This midfield unit wouldn’t be a concern if everything else on the team was settled. An attack brimming with creativity would balance out a midfield focused on getting and retaining the ball. A young and vibrant midfield could carry an attack focused on poaching in the box. The concern for Bayern is that both things could collapse at once. Fail to find a star on the left wing, and a creator in midfield to lighten the load on Thiago and the team could end up with a strike force that needs the ball delivered to them and a midfield incapable of providing it.
None of this is to say that Bayern doesn’t have a lot of young prospects. They do. From Renato Sanches to Alphonso Davies to their rumoured interest in Chelsea’s Callum Hudson-Odoi, Bayern are clearly interested in young talent. The challenge though is that when you’re Bayern Munich prospects don’t cut it. They need players who are young and great at the same time. Davies is only 18 and maybe by the time he’s 22 he’ll be good enough to be a regular, but Bayern can’t afford to twiddle their thumbs while they wait. Talent development is important but it has to come along side fielding a team that’s one of the best in the world right now.
These are all champagne problems of course.
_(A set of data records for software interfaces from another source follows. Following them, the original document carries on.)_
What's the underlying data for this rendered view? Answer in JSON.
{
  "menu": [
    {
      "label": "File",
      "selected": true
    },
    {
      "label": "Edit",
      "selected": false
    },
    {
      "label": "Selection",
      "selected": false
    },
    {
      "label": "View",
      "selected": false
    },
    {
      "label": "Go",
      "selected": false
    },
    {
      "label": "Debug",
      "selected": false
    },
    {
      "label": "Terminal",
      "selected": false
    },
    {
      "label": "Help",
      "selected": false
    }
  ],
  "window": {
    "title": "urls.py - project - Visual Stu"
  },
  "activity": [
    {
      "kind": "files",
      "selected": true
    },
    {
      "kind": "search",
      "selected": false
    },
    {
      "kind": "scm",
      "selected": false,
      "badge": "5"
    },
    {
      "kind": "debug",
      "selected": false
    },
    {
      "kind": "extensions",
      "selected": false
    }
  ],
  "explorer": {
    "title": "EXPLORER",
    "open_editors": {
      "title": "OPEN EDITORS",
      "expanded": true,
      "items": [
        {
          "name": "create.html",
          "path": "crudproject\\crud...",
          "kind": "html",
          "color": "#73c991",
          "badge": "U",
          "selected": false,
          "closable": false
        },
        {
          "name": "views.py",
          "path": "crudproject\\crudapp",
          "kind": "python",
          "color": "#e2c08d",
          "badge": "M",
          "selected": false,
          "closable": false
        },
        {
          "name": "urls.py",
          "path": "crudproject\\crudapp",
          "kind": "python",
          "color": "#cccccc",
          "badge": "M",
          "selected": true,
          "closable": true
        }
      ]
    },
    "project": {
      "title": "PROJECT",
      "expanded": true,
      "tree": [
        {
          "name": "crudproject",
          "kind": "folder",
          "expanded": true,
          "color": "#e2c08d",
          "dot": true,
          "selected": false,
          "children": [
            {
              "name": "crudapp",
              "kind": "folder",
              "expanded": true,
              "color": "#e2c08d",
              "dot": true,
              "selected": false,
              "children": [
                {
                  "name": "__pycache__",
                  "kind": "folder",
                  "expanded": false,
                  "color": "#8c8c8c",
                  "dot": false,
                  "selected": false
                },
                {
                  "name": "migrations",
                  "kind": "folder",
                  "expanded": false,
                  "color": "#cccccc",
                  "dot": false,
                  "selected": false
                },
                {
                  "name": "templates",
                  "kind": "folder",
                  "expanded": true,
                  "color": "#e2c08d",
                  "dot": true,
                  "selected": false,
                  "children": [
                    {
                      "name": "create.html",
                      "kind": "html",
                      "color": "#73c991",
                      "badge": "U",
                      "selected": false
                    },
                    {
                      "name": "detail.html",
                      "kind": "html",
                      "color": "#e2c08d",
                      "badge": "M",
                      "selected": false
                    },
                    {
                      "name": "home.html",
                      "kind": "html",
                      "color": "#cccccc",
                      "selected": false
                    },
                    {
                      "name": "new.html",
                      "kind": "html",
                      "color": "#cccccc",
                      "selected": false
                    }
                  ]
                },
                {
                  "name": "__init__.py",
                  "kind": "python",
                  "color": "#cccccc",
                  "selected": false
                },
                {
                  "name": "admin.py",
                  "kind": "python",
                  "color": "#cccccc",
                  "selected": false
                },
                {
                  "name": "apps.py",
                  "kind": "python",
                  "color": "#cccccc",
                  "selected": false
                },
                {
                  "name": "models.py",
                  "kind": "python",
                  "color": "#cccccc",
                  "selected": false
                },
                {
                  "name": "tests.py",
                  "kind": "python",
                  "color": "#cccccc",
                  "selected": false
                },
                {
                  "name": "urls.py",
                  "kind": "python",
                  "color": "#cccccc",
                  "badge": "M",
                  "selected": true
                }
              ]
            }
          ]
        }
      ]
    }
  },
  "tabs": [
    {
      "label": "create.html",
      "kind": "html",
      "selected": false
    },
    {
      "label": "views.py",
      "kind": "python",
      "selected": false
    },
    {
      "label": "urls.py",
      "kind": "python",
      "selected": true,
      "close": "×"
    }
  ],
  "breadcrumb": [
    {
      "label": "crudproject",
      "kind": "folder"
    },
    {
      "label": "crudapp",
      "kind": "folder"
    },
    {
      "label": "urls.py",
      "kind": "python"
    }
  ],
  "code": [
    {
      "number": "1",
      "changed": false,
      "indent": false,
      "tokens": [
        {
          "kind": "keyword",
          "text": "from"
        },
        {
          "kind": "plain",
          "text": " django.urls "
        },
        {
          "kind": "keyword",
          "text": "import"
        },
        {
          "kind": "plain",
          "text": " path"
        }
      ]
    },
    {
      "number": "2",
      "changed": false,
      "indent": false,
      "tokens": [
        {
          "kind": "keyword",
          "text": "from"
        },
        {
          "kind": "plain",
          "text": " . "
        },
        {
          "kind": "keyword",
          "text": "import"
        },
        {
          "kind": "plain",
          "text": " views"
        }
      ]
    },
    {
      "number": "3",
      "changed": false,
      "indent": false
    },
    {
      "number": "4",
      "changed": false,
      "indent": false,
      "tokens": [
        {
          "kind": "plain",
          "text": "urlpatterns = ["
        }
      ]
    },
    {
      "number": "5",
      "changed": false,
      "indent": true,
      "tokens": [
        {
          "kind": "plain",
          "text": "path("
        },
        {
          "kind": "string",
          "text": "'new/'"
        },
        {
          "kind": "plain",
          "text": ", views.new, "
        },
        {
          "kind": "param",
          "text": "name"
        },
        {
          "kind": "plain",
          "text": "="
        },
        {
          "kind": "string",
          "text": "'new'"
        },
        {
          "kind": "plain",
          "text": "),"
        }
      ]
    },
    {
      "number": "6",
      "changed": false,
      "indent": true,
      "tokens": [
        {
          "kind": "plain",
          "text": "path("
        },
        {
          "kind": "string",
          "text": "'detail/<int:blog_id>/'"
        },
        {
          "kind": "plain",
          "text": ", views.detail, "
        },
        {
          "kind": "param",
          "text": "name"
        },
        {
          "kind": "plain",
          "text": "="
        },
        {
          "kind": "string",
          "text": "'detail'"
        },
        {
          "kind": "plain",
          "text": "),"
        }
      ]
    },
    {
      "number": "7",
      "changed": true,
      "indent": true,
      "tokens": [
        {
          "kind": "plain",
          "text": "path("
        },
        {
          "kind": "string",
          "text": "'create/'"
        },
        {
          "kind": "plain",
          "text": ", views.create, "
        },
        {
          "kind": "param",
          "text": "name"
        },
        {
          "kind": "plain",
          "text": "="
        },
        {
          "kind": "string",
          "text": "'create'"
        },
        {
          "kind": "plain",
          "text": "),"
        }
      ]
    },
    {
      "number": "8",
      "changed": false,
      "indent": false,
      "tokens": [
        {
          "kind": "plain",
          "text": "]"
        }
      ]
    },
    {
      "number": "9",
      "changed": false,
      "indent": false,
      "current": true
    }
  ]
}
Wondering whether the clearly excellent Gnabry is good enough to shoulder a large load for Bayern, or wondering whether they have enough creativity should Thiago get hurt and Tolisso not recover is basically wondering whether Bayern is a top tier Champions League contender or a fringe Champions League contender. And they’re going to be favorites to win the Bundesliga either way. But that’s the challenge of being Bayern. When you have the gigantic resource advantage they do, you don’t get to rebuild, you have to reload, and you have to do it fast.
Bayern have a lot of work to do. In Hernandez they added further strength to the strongest part of their squad. It’s how they strengthen the weaker parts that will determine whether they’ll merely be great, or continue to contend at the very top of the European pyramid.
Header image courtesy of the Press Association